Debbie has loved to build and create things since she was a young girl.
To: Debbie Chachra
August 15, 1984
From: Debbie Chachra, PhD
March 11, 2010
It’s cold and bright here in Boston, and I’m sure it’s hot and bright where you are. Right now, you’re taking Grade 9 math (or, as I’ve learned to say now that I live in the US, 9th grade math) in summer school, before you start high school, so you can get ahead in your math requirements. It’s a good place to start.
You’ve registered to take auto shop and electrical shop at your new school in the fall. I hate to say this, but the classes are kind of going to suck.
You’ll be the only girl in both, and the boys are going to give you a hard time, and the teachers aren’t going to notice or care. And someone is going to steal your notes right before the electrical shop exam. (Don’t worry – you’ll do fine. Just make sure you check your math!).
It’s not going to be the best of experiences, but I want you to hold onto how much you love making stuff. Remember when you were really little, and you spent all your time in the basement with LEGO, Tinker Toys, and puzzles? I know that your favorite free-time activity these days is reading, but I want to encourage you to keep finding ways to create things. Keep writing programs for your Apple IIe. Ask our parents for some of the new LEGO Technic. Look in the phone book for a place to buy model rocketry stuff. Setting off explosions kind of scares you, yes. But I also know that you can do things that scare you – that’s why you learned how to weld in metal shop last year, right?
Because here’s the thing: you’re good at math and physics. Yes, I know you haven’t done any physics yet – I promise you, you’re good at it. And that’ll get you really far – through college (whoops, that’s ‘university’ to you) and graduate school. But no one is really going to give you many opportunities to build things, and you’ll really want to, trust me. There’s a distinctive pleasure to holding something that you’ve made, and you’ll get a tremendous confidence boost from it – it’s the difference between, “I’m not sure,” and “Of course I can.” Figuring out how to solve a physics problem is one thing; figuring out how to put something together is quite another. You’ll get lots of practice with the first, but you’ll need to make your own experiences with the second.
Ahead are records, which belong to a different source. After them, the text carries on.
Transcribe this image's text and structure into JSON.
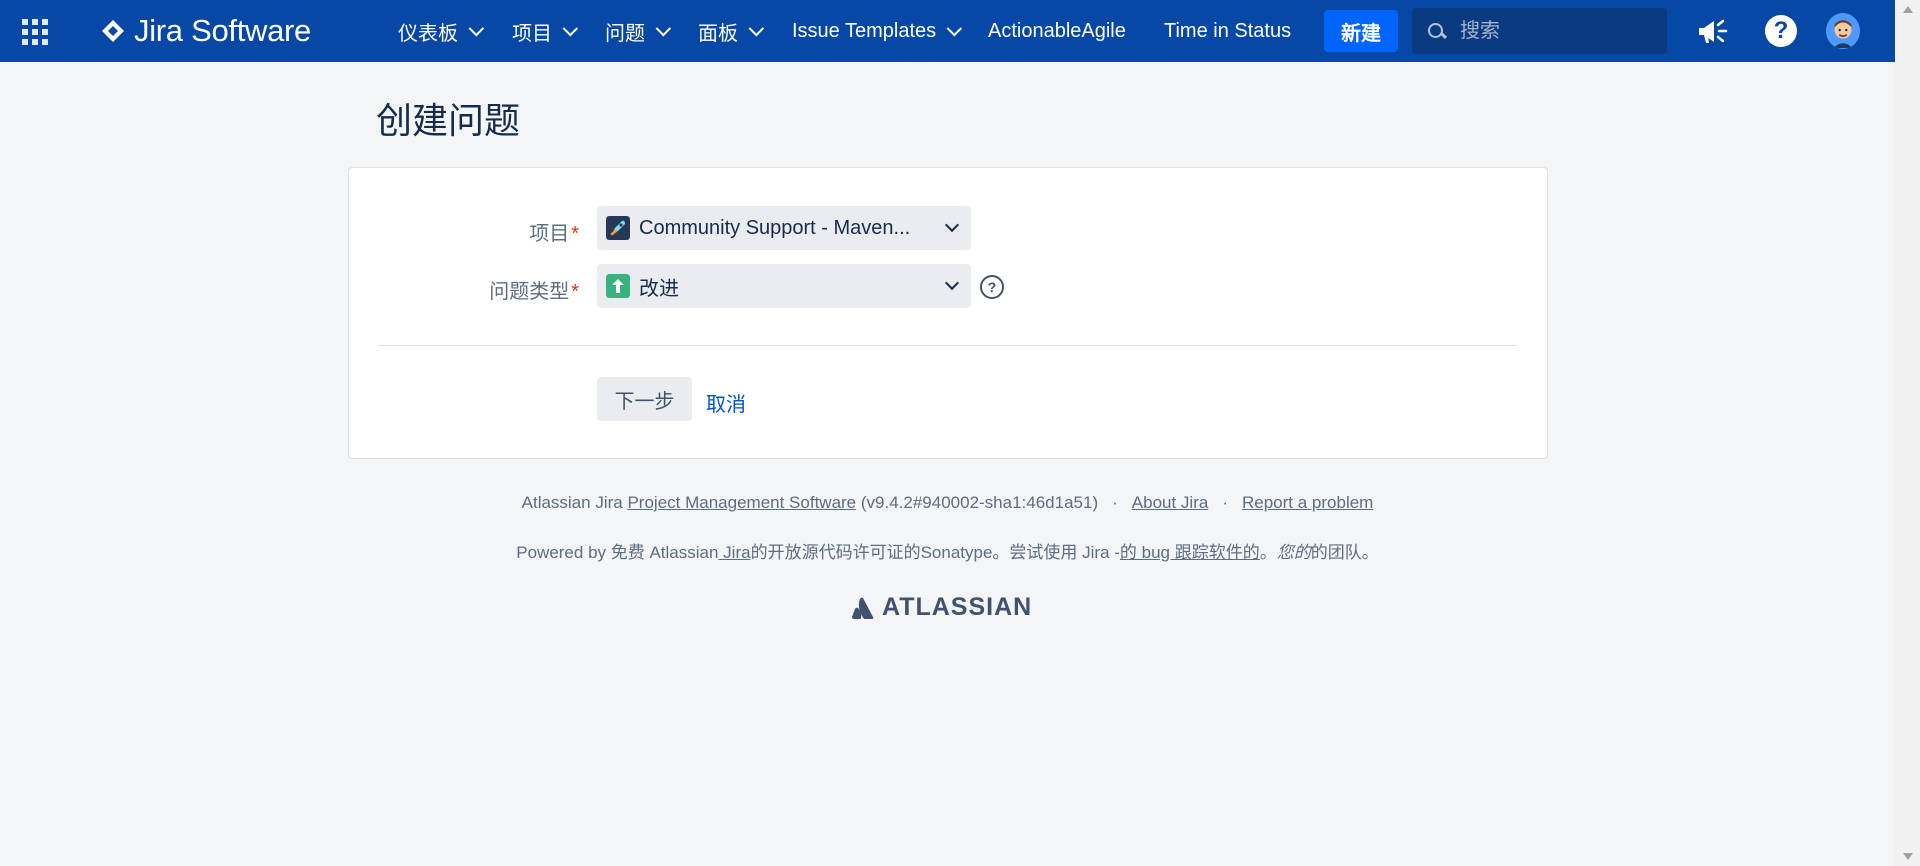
{
  "topnav": {
    "product": "Jira Software",
    "items": [
      {
        "label": "仪表板",
        "dropdown": true
      },
      {
        "label": "项目",
        "dropdown": true
      },
      {
        "label": "问题",
        "dropdown": true
      },
      {
        "label": "面板",
        "dropdown": true
      },
      {
        "label": "Issue Templates",
        "dropdown": true
      },
      {
        "label": "ActionableAgile",
        "dropdown": false
      },
      {
        "label": "Time in Status",
        "dropdown": false
      }
    ],
    "create_label": "新建",
    "search_placeholder": "搜索",
    "help_glyph": "?"
  },
  "page": {
    "title": "创建问题"
  },
  "form": {
    "project_label": "项目",
    "project_value": "Community Support - Maven...",
    "issue_type_label": "问题类型",
    "issue_type_value": "改进",
    "required_mark": "*",
    "help_glyph": "?",
    "next_label": "下一步",
    "cancel_label": "取消"
  },
  "footer": {
    "line1_prefix": "Atlassian Jira ",
    "line1_link": "Project Management Software",
    "line1_version": " (v9.4.2#940002-sha1:46d1a51)",
    "about_link": "About Jira",
    "report_link": "Report a problem",
    "separator": "·",
    "line2_prefix": "Powered by 免费 Atlassian",
    "line2_link1": " Jira",
    "line2_mid": "的开放源代码许可证的Sonatype。尝试使用 Jira -",
    "line2_link2": "的 bug 跟踪软件的",
    "line2_dot": "。",
    "line2_italic": "您的",
    "line2_suffix": "的团队。",
    "brand": "ATLASSIAN"
  },
  "colors": {
    "nav_bg": "#0747a6",
    "create_btn": "#0065ff",
    "page_bg": "#f4f5f7",
    "required": "#de350b",
    "link": "#0052cc",
    "improvement_icon": "#36b37e"
  },
  "icons": {
    "app_switcher": "grid-icon",
    "search": "search-icon",
    "announcement": "megaphone-icon",
    "help": "help-icon",
    "avatar": "user-avatar-icon",
    "project": "rocket-project-icon",
    "issue_type": "improvement-arrow-icon"
  }
}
So go out there and start making things. And keep making things.
But let me tell you – the future is pretty awesome. Just one example: you know that new Apple Macintosh computer that Ms. Hamilton, the librarian, got this year to catalog the library? And how cool it was compared to all the Apple IIs in the computer lab? You will not believe what I’m holding in my hand right now…
Much love from the 21st century,
PS: Can I ask you a favor? David Bowie’s Ziggy Stardust and the Spiders from Mars, the LP that you have? Would you mind hanging on to it? Your future self thanks you.
Debbie Chachra is an Assistant Professor of Materials Science at the Franklin W. Olin College of Engineering in Needham, MA. Prior to joining the faculty at Olin College, she was a postdoctoral researcher at MIT. She holds an undergraduate engineering degree, a master’s and a PhD from the University of Toronto. Her research interests include both biological materials (she is currently investigating a type of plastic made by bees) and engineering education. In 2010 she received an NSF CAREER Award in support of her project to investigate self-efficacy (self-confidence) in first-year, project-based engineering courses.